> [Provided material]:
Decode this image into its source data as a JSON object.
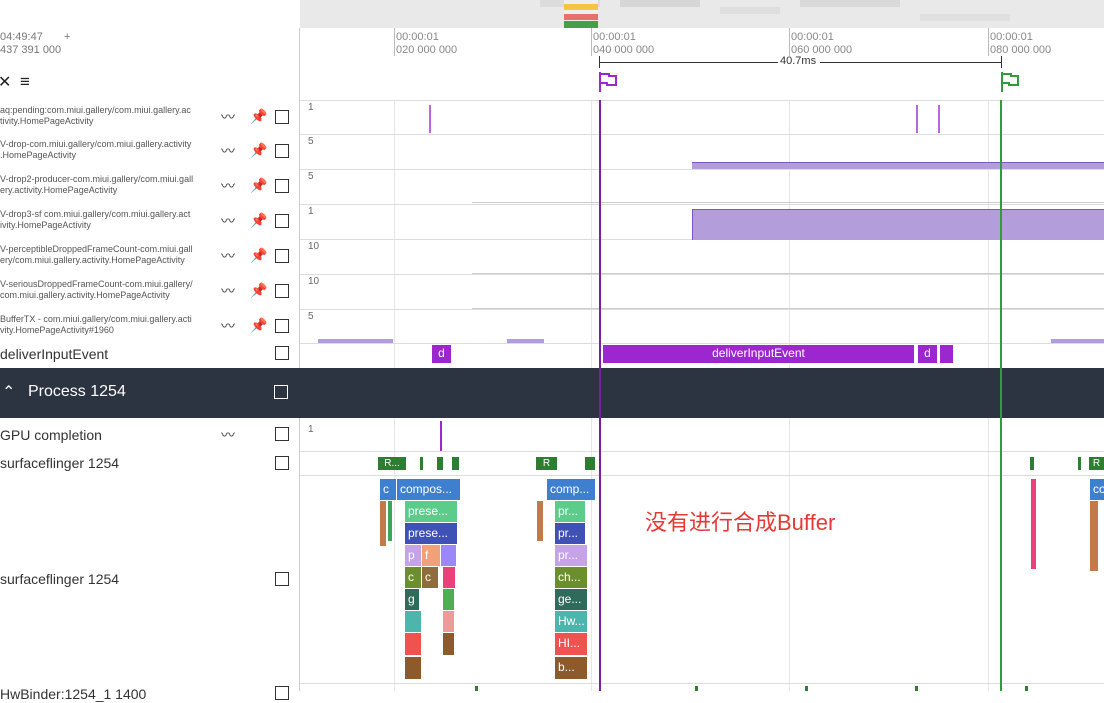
{
  "header": {
    "timestamp_line1": "04:49:47",
    "timestamp_plus": "+",
    "timestamp_line2": "437 391 000",
    "ruler_ticks": [
      {
        "t1": "00:00:01",
        "t2": "020 000 000"
      },
      {
        "t1": "00:00:01",
        "t2": "040 000 000"
      },
      {
        "t1": "00:00:01",
        "t2": "060 000 000"
      },
      {
        "t1": "00:00:01",
        "t2": "080 000 000"
      }
    ],
    "measure_label": "40.7ms"
  },
  "tracks": [
    {
      "name": "aq:pending:com.miui.gallery/com.miui.gallery.activity.HomePageActivity",
      "name_l1": "aq:pending:com.miui.gallery/com.miui.gallery.ac",
      "name_l2": "tivity.HomePageActivity",
      "scale": "1"
    },
    {
      "name_l1": "V-drop-com.miui.gallery/com.miui.gallery.activity",
      "name_l2": ".HomePageActivity",
      "scale": "5"
    },
    {
      "name_l1": "V-drop2-producer-com.miui.gallery/com.miui.gall",
      "name_l2": "ery.activity.HomePageActivity",
      "scale": "5"
    },
    {
      "name_l1": "V-drop3-sf com.miui.gallery/com.miui.gallery.act",
      "name_l2": "ivity.HomePageActivity",
      "scale": "1"
    },
    {
      "name_l1": "V-perceptibleDroppedFrameCount-com.miui.gall",
      "name_l2": "ery/com.miui.gallery.activity.HomePageActivity",
      "scale": "10"
    },
    {
      "name_l1": "V-seriousDroppedFrameCount-com.miui.gallery/",
      "name_l2": "com.miui.gallery.activity.HomePageActivity",
      "scale": "10"
    },
    {
      "name_l1": "BufferTX - com.miui.gallery/com.miui.gallery.acti",
      "name_l2": "vity.HomePageActivity#1960",
      "scale": "5"
    }
  ],
  "deliver": {
    "name": "deliverInputEvent",
    "slices": [
      "d",
      "deliverInputEvent",
      "d"
    ]
  },
  "process": {
    "title": "Process 1254"
  },
  "gpu": {
    "name": "GPU completion",
    "scale": "1"
  },
  "sf_small": {
    "name": "surfaceflinger 1254",
    "labels": [
      "R...",
      "R",
      "R"
    ]
  },
  "sf_big": {
    "name": "surfaceflinger 1254",
    "g1": [
      "c",
      "compos...",
      "prese...",
      "prese...",
      "p",
      "f",
      "c",
      "c",
      "g"
    ],
    "g2": [
      "comp...",
      "pr...",
      "pr...",
      "pr...",
      "ch...",
      "ge...",
      "Hw...",
      "HI...",
      "b..."
    ],
    "g3": [
      "co"
    ]
  },
  "annotation": "没有进行合成Buffer",
  "bottom": {
    "name": "HwBinder:1254_1 1400"
  },
  "colors": {
    "purple": "#7b1fa2",
    "green": "#2e9d3a",
    "slice_purple": "#9c27d0",
    "counter_fill": "#b39ddb",
    "process_bg": "#2b3440",
    "annotation_red": "#e53935"
  }
}
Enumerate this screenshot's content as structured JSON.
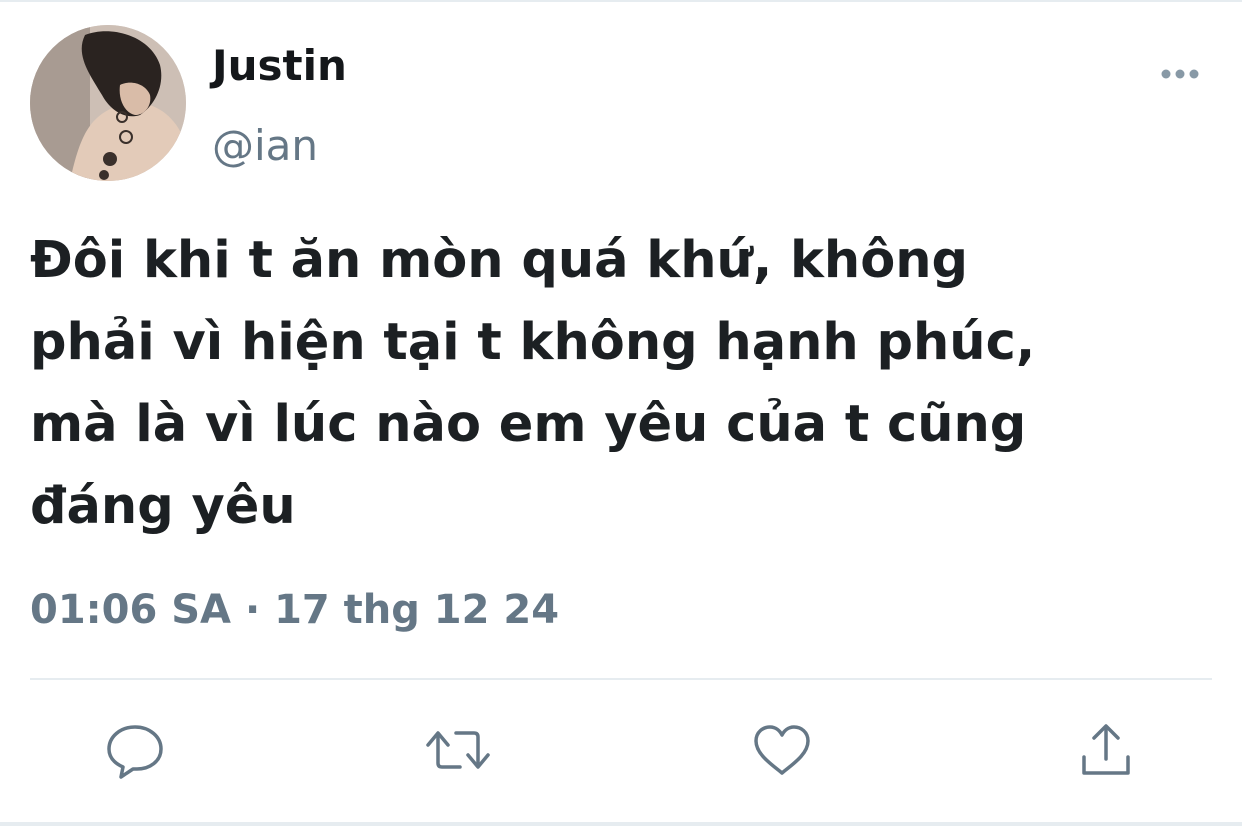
{
  "tweet": {
    "author": {
      "display_name": "Justin",
      "handle": "@ian",
      "avatar_icon": "profile-photo"
    },
    "text_lines": [
      "Đôi khi t ăn mòn quá khứ, không",
      "phải vì hiện tại t không hạnh phúc,",
      "mà là vì lúc nào em yêu của t cũng",
      "đáng yêu"
    ],
    "timestamp": "01:06 SA · 17 thg 12 24"
  },
  "actions": {
    "more_icon": "more-icon",
    "reply_icon": "reply-icon",
    "retweet_icon": "retweet-icon",
    "like_icon": "heart-icon",
    "share_icon": "share-icon"
  },
  "colors": {
    "text": "#14171a",
    "secondary": "#657786",
    "divider": "#e6ecf0"
  }
}
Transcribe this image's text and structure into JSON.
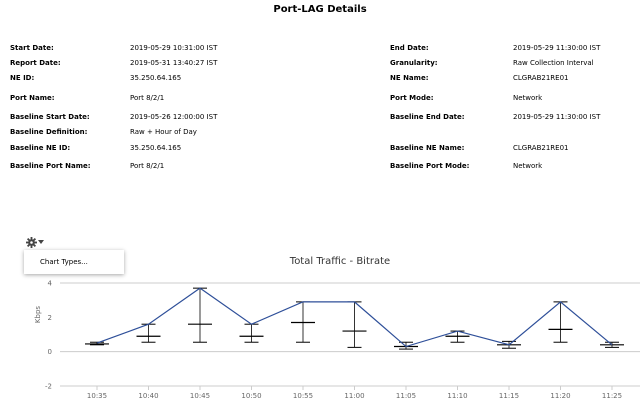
{
  "report": {
    "title": "Port-LAG Details",
    "left": [
      {
        "label": "Start Date:",
        "value": "2019-05-29 10:31:00 IST"
      },
      {
        "label": "Report Date:",
        "value": "2019-05-31 13:40:27 IST"
      },
      {
        "label": "NE ID:",
        "value": "35.250.64.165"
      },
      {
        "label": "Port Name:",
        "value": "Port 8/2/1"
      },
      {
        "label": "Baseline Start Date:",
        "value": "2019-05-26 12:00:00 IST"
      },
      {
        "label": "Baseline Definition:",
        "value": "Raw + Hour of Day"
      },
      {
        "label": "Baseline NE ID:",
        "value": "35.250.64.165"
      },
      {
        "label": "Baseline Port Name:",
        "value": "Port 8/2/1"
      }
    ],
    "right": [
      {
        "label": "End Date:",
        "value": "2019-05-29 11:30:00 IST"
      },
      {
        "label": "Granularity:",
        "value": "Raw Collection Interval"
      },
      {
        "label": "NE Name:",
        "value": "CLGRAB21RE01"
      },
      {
        "label": "Port Mode:",
        "value": "Network"
      },
      {
        "label": "Baseline End Date:",
        "value": "2019-05-29 11:30:00 IST"
      },
      {
        "label": "Baseline NE Name:",
        "value": "CLGRAB21RE01"
      },
      {
        "label": "Baseline Port Mode:",
        "value": "Network"
      }
    ]
  },
  "toolbar": {
    "gear_icon": "gear-icon",
    "caret_icon": "caret-down-icon",
    "menu_items": [
      "Chart Types..."
    ]
  },
  "chart_data": {
    "type": "line",
    "title": "Total Traffic - Bitrate",
    "ylabel": "Kbps",
    "xlabel": "",
    "ylim": [
      -2,
      4
    ],
    "yticks": [
      "4",
      "2",
      "0",
      "-2"
    ],
    "categories": [
      "10:35",
      "10:40",
      "10:45",
      "10:50",
      "10:55",
      "11:00",
      "11:05",
      "11:10",
      "11:15",
      "11:20",
      "11:25"
    ],
    "series": [
      {
        "values": [
          0.5,
          1.6,
          3.7,
          1.6,
          2.9,
          2.9,
          0.3,
          1.2,
          0.4,
          2.9,
          0.4
        ],
        "color": "#2e4f99"
      }
    ],
    "baseline_bands": [
      {
        "low": 0.4,
        "mid": 0.45,
        "high": 0.55
      },
      {
        "low": 0.55,
        "mid": 0.9,
        "high": 1.6
      },
      {
        "low": 0.55,
        "mid": 1.6,
        "high": 3.7
      },
      {
        "low": 0.55,
        "mid": 0.9,
        "high": 1.6
      },
      {
        "low": 0.55,
        "mid": 1.7,
        "high": 2.9
      },
      {
        "low": 0.25,
        "mid": 1.2,
        "high": 2.9
      },
      {
        "low": 0.15,
        "mid": 0.3,
        "high": 0.55
      },
      {
        "low": 0.55,
        "mid": 0.9,
        "high": 1.2
      },
      {
        "low": 0.2,
        "mid": 0.4,
        "high": 0.6
      },
      {
        "low": 0.55,
        "mid": 1.3,
        "high": 2.9
      },
      {
        "low": 0.25,
        "mid": 0.4,
        "high": 0.55
      }
    ],
    "grid": false,
    "colors": {
      "line": "#2e4f99",
      "baseline": "#000000",
      "axis": "#cccccc"
    }
  }
}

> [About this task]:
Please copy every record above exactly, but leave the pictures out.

> [Your solution]:
Decode this image into its source data as a JSON object.
{
  "header": {
    "timestamp_line1": "04:49:47",
    "timestamp_plus": "+",
    "timestamp_line2": "437 391 000",
    "ruler_ticks": [
      {
        "t1": "00:00:01",
        "t2": "020 000 000"
      },
      {
        "t1": "00:00:01",
        "t2": "040 000 000"
      },
      {
        "t1": "00:00:01",
        "t2": "060 000 000"
      },
      {
        "t1": "00:00:01",
        "t2": "080 000 000"
      }
    ],
    "measure_label": "40.7ms"
  },
  "tracks": [
    {
      "name": "aq:pending:com.miui.gallery/com.miui.gallery.activity.HomePageActivity",
      "name_l1": "aq:pending:com.miui.gallery/com.miui.gallery.ac",
      "name_l2": "tivity.HomePageActivity",
      "scale": "1"
    },
    {
      "name_l1": "V-drop-com.miui.gallery/com.miui.gallery.activity",
      "name_l2": ".HomePageActivity",
      "scale": "5"
    },
    {
      "name_l1": "V-drop2-producer-com.miui.gallery/com.miui.gall",
      "name_l2": "ery.activity.HomePageActivity",
      "scale": "5"
    },
    {
      "name_l1": "V-drop3-sf com.miui.gallery/com.miui.gallery.act",
      "name_l2": "ivity.HomePageActivity",
      "scale": "1"
    },
    {
      "name_l1": "V-perceptibleDroppedFrameCount-com.miui.gall",
      "name_l2": "ery/com.miui.gallery.activity.HomePageActivity",
      "scale": "10"
    },
    {
      "name_l1": "V-seriousDroppedFrameCount-com.miui.gallery/",
      "name_l2": "com.miui.gallery.activity.HomePageActivity",
      "scale": "10"
    },
    {
      "name_l1": "BufferTX - com.miui.gallery/com.miui.gallery.acti",
      "name_l2": "vity.HomePageActivity#1960",
      "scale": "5"
    }
  ],
  "deliver": {
    "name": "deliverInputEvent",
    "slices": [
      "d",
      "deliverInputEvent",
      "d"
    ]
  },
  "process": {
    "title": "Process 1254"
  },
  "gpu": {
    "name": "GPU completion",
    "scale": "1"
  },
  "sf_small": {
    "name": "surfaceflinger 1254",
    "labels": [
      "R...",
      "R",
      "R"
    ]
  },
  "sf_big": {
    "name": "surfaceflinger 1254",
    "g1": [
      "c",
      "compos...",
      "prese...",
      "prese...",
      "p",
      "f",
      "c",
      "c",
      "g"
    ],
    "g2": [
      "comp...",
      "pr...",
      "pr...",
      "pr...",
      "ch...",
      "ge...",
      "Hw...",
      "HI...",
      "b..."
    ],
    "g3": [
      "co"
    ]
  },
  "annotation": "没有进行合成Buffer",
  "bottom": {
    "name": "HwBinder:1254_1 1400"
  },
  "colors": {
    "purple": "#7b1fa2",
    "green": "#2e9d3a",
    "slice_purple": "#9c27d0",
    "counter_fill": "#b39ddb",
    "process_bg": "#2b3440",
    "annotation_red": "#e53935"
  }
}
Enumerate this screenshot's content as structured JSON.
{
  "tweet": {
    "author": {
      "display_name": "Justin",
      "handle": "@ian",
      "avatar_icon": "profile-photo"
    },
    "text_lines": [
      "Đôi khi t ăn mòn quá khứ, không",
      "phải vì hiện tại t không hạnh phúc,",
      "mà là vì lúc nào em yêu của t cũng",
      "đáng yêu"
    ],
    "timestamp": "01:06 SA · 17 thg 12 24"
  },
  "actions": {
    "more_icon": "more-icon",
    "reply_icon": "reply-icon",
    "retweet_icon": "retweet-icon",
    "like_icon": "heart-icon",
    "share_icon": "share-icon"
  },
  "colors": {
    "text": "#14171a",
    "secondary": "#657786",
    "divider": "#e6ecf0"
  }
}
Transcribe this image's text and structure into JSON.
{
  "report": {
    "title": "Port-LAG Details",
    "left": [
      {
        "label": "Start Date:",
        "value": "2019-05-29 10:31:00 IST"
      },
      {
        "label": "Report Date:",
        "value": "2019-05-31 13:40:27 IST"
      },
      {
        "label": "NE ID:",
        "value": "35.250.64.165"
      },
      {
        "label": "Port Name:",
        "value": "Port 8/2/1"
      },
      {
        "label": "Baseline Start Date:",
        "value": "2019-05-26 12:00:00 IST"
      },
      {
        "label": "Baseline Definition:",
        "value": "Raw + Hour of Day"
      },
      {
        "label": "Baseline NE ID:",
        "value": "35.250.64.165"
      },
      {
        "label": "Baseline Port Name:",
        "value": "Port 8/2/1"
      }
    ],
    "right": [
      {
        "label": "End Date:",
        "value": "2019-05-29 11:30:00 IST"
      },
      {
        "label": "Granularity:",
        "value": "Raw Collection Interval"
      },
      {
        "label": "NE Name:",
        "value": "CLGRAB21RE01"
      },
      {
        "label": "Port Mode:",
        "value": "Network"
      },
      {
        "label": "Baseline End Date:",
        "value": "2019-05-29 11:30:00 IST"
      },
      {
        "label": "Baseline NE Name:",
        "value": "CLGRAB21RE01"
      },
      {
        "label": "Baseline Port Mode:",
        "value": "Network"
      }
    ]
  },
  "toolbar": {
    "gear_icon": "gear-icon",
    "caret_icon": "caret-down-icon",
    "menu_items": [
      "Chart Types..."
    ]
  },
  "chart_data": {
    "type": "line",
    "title": "Total Traffic - Bitrate",
    "ylabel": "Kbps",
    "xlabel": "",
    "ylim": [
      -2,
      4
    ],
    "yticks": [
      "4",
      "2",
      "0",
      "-2"
    ],
    "categories": [
      "10:35",
      "10:40",
      "10:45",
      "10:50",
      "10:55",
      "11:00",
      "11:05",
      "11:10",
      "11:15",
      "11:20",
      "11:25"
    ],
    "series": [
      {
        "values": [
          0.5,
          1.6,
          3.7,
          1.6,
          2.9,
          2.9,
          0.3,
          1.2,
          0.4,
          2.9,
          0.4
        ],
        "color": "#2e4f99"
      }
    ],
    "baseline_bands": [
      {
        "low": 0.4,
        "mid": 0.45,
        "high": 0.55
      },
      {
        "low": 0.55,
        "mid": 0.9,
        "high": 1.6
      },
      {
        "low": 0.55,
        "mid": 1.6,
        "high": 3.7
      },
      {
        "low": 0.55,
        "mid": 0.9,
        "high": 1.6
      },
      {
        "low": 0.55,
        "mid": 1.7,
        "high": 2.9
      },
      {
        "low": 0.25,
        "mid": 1.2,
        "high": 2.9
      },
      {
        "low": 0.15,
        "mid": 0.3,
        "high": 0.55
      },
      {
        "low": 0.55,
        "mid": 0.9,
        "high": 1.2
      },
      {
        "low": 0.2,
        "mid": 0.4,
        "high": 0.6
      },
      {
        "low": 0.55,
        "mid": 1.3,
        "high": 2.9
      },
      {
        "low": 0.25,
        "mid": 0.4,
        "high": 0.55
      }
    ],
    "grid": false,
    "colors": {
      "line": "#2e4f99",
      "baseline": "#000000",
      "axis": "#cccccc"
    }
  }
}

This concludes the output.